The other day, I mentioned how I made Honor At Stake (OUT THIS TUESDAY, SEPT 1) a book out of Buffy-inspired fan fiction. But how does one do that?
In the beginning … get the vampire lore down. How does it work?
Step one: I want my Dracula back. And I mean the original Bram Stoker. Something that made sense.
In the Buffy verse, those who turn into vampires (while they MIGHT have the personality and characteristics of the people they were when they were alive), are basically possessed by a carbon copy of a demon. Which is one way to make the original Dracula story make sense, especially with Lucy being pure and virtuous when alive, and a killing machine when she develops fangs.
But do I want to do that? Seriously, that seems very quick and easy, doesn’t it? Instant killing machine? I don’t want to use something that could be a cheap knockoff.
Though on the other hand, I want crucifixes and holy water to work on these creatures of the night.
Why? Because I am sick and tired of these secularized vampires in my vampire fiction. Even Fred Saberhagen, whose Dracula novels I loved, ejected religion almost entirely.
I want that back. Yes, I had no problem with Saberhagen doing that, but he was the first in my experience to do that … about twenty or thirty years ago.
Another reason I wanted religious artifacts to work on vampires? Logically, if left unchecked, the forces of darkness would easily overrun everybody if they so desired. And if there are demons from Hell, there is going to be a God in Heaven. And He will do something to cover our asses. Thank you. Period. The end.
… In which case, then what? No, seriously, if I’m not going for instant killing machine, just hemophagic, how do I make vampires affected by holy items?
Because here’s the most important question: How am I going to circumvent free will?
Oh, well, duh, that’s the easy part: I incorporate free will.
One of the things people may not be aware of with me is that I play video games. Yes, I’ve blogged about it before on The Catholic Geeks, but it’s been a while.
One of the more important parts of many role-playing video games is Aristotle’s ethics: character is shaped by one’s actions, motivations, and even words and thoughts. What we do is who we are. We’re formed by actions.
And what if it’s the same for vampires?
Thus, the more evil or virtuous they are, the more powerful they become. Day to day people, who just want to get home and take a nap after a long day at work, will probably be generally unaffected by holy artifacts, but they won’t be very powerful either. The vicious have problems being within line of sight of a church. The virtuous have no problems.

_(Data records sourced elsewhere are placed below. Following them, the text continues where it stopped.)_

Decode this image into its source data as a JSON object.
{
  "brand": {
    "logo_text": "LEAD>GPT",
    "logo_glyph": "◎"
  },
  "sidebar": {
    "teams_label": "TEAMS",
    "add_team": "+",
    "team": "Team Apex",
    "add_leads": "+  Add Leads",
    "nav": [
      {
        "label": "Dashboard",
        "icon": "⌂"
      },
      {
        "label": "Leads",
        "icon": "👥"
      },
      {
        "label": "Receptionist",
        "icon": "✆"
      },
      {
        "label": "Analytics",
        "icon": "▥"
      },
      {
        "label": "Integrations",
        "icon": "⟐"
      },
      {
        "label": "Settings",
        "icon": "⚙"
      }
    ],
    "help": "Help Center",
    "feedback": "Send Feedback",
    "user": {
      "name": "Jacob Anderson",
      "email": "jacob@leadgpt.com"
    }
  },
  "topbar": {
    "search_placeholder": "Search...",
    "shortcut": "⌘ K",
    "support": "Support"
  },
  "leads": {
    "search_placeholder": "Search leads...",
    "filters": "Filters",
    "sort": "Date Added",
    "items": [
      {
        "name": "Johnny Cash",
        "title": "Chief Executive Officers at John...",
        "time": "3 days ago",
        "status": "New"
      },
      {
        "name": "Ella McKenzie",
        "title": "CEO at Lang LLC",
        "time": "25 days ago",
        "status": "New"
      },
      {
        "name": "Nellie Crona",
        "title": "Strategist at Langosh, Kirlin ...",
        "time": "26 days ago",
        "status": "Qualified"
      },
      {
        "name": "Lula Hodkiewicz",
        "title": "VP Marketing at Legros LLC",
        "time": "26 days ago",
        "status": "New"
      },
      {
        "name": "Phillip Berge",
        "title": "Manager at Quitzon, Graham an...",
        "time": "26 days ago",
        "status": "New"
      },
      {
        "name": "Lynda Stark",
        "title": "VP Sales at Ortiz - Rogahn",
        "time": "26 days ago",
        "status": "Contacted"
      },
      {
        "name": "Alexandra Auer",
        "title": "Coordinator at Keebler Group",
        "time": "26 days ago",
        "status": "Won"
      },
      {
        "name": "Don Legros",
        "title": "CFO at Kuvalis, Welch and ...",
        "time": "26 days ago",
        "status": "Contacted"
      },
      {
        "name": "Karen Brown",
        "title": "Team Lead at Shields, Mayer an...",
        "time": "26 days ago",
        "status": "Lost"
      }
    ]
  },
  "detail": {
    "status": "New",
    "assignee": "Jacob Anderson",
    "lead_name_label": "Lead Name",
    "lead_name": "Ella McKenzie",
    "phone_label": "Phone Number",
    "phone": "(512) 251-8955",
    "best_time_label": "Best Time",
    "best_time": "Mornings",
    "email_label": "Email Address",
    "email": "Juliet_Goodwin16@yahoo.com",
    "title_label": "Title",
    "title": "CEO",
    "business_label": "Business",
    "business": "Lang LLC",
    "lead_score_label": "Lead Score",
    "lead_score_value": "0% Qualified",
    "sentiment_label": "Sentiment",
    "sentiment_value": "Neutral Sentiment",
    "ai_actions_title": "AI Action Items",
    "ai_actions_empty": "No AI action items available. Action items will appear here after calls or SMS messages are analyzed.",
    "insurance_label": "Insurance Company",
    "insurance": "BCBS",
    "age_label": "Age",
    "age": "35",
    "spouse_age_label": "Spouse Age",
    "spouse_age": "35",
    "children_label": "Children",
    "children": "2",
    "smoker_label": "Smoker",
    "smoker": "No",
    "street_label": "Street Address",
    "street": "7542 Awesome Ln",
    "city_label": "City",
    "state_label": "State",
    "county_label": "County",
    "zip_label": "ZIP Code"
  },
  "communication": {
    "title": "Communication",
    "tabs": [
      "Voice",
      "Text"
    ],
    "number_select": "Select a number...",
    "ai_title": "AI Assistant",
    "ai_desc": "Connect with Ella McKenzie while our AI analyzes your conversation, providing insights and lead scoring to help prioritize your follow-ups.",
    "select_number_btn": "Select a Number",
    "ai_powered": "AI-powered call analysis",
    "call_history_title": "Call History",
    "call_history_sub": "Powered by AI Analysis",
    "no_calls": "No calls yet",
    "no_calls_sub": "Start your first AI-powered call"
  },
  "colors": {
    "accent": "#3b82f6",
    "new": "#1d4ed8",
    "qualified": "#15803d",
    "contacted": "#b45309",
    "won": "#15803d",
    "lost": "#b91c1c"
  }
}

…. How does that work though?
If you look through the philosophy of St. Thomas Aquinas, he created an outline of the abilities of a post-resurrection body. This would include the ability to rearrange the atoms of one’s body to slip between the spaces of the atoms in a wall — because a post-resurrection body would be something the owner would have complete control over, because the soul would be so bound up with the body.
Well, if that’s the case, why can’t we expand this list into a this hypothetical extension that includes shape-shifting? Like into a bat or something?
In this case, that would make vampirism an imperfect resurrection — or an imperfect death. If it was perfect, they wouldn’t need blood. Heh. And the actions that form the vampire would join the body and soul tighter together, and thus increase the vampire’s control over their own body, and then can do dang near ANYTHING. ANYTHING I SAY! BWAHAHAHAHAHAAHAH…
So, this might be the start of something big. I’d be able to keep crucifixes vs. vampires. I could have good vampires, evil vampires, and all of the Dracula-esque superpowers.
Hmm… does that mean my vampires are walking corpses with fangs and a personality? Or are they alive? Answer: perfect control means they don’tneed to breathe or eat, but they can if they want to. And let’s face it, if they keep their body processes going, they create blood by eating regular food.
We won’t even go into blood from the chalice. Heh heh heh.
The next step, of course, is to add vampires to our history. Were vampires part of the French revolution as part of the nobles being beheaded, or were they part of the peasant rushing forward to catch blood with their bread? Do I have Nazi vampires? Commie vampires? Why not both? After all, why else would they have death camps? Of course, this would require some vampire spies, right? Ooh, a Cold War with vampires, isn’t that fun?
Obviously, this can go on for a very, very, very long time.
And I’m a historian by training, so guess what? I have more background than I have wanted for creating vampire biographies.